YOUR GOAL: Identify, in the records below, every line where the string "label" appears, and copy each such line.

-------- EXERCISE MATERIAL

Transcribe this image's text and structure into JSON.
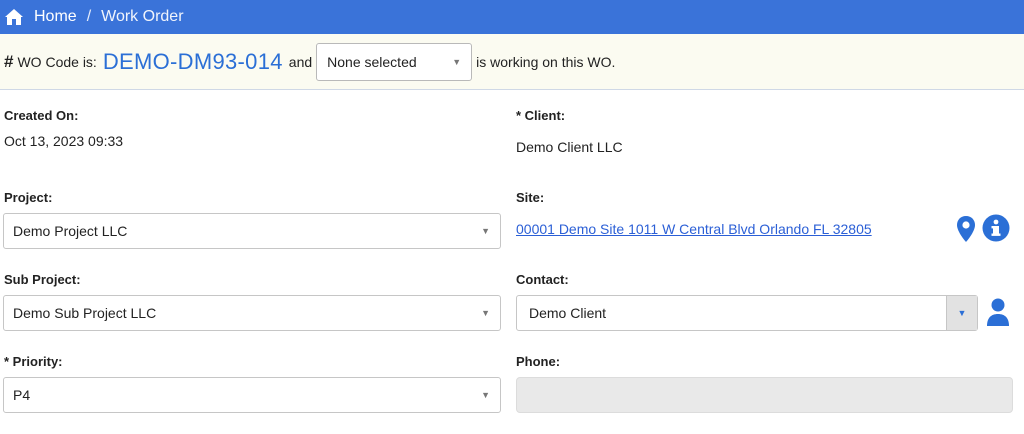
{
  "breadcrumb": {
    "home": "Home",
    "separator": "/",
    "current": "Work Order"
  },
  "wo_bar": {
    "hash": "#",
    "prefix": "WO Code is:",
    "code": "DEMO-DM93-014",
    "and": "and",
    "assignee_select": "None selected",
    "suffix": "is working on this WO."
  },
  "fields": {
    "created_on": {
      "label": "Created On:",
      "value": "Oct 13, 2023 09:33"
    },
    "client": {
      "label": "* Client:",
      "value": "Demo Client LLC"
    },
    "project": {
      "label": "Project:",
      "value": "Demo Project LLC"
    },
    "site": {
      "label": "Site:",
      "value": "00001 Demo Site 1011 W Central Blvd Orlando FL 32805"
    },
    "sub_project": {
      "label": "Sub Project:",
      "value": "Demo Sub Project LLC"
    },
    "contact": {
      "label": "Contact:",
      "value": "Demo Client"
    },
    "priority": {
      "label": "* Priority:",
      "value": "P4"
    },
    "phone": {
      "label": "Phone:",
      "value": ""
    }
  },
  "colors": {
    "topbar": "#3a73d9",
    "accent": "#2b6fd6",
    "wo_bar_bg": "#fbfbf1"
  },
  "icons": [
    "home-icon",
    "map-pin-icon",
    "info-icon",
    "user-icon",
    "chevron-down-icon"
  ]
}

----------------

EXPECTED ANSWER:
      "label": "Created On:",
      "label": "* Client:",
      "label": "Project:",
      "label": "Site:",
      "label": "Sub Project:",
      "label": "Contact:",
      "label": "* Priority:",
      "label": "Phone:",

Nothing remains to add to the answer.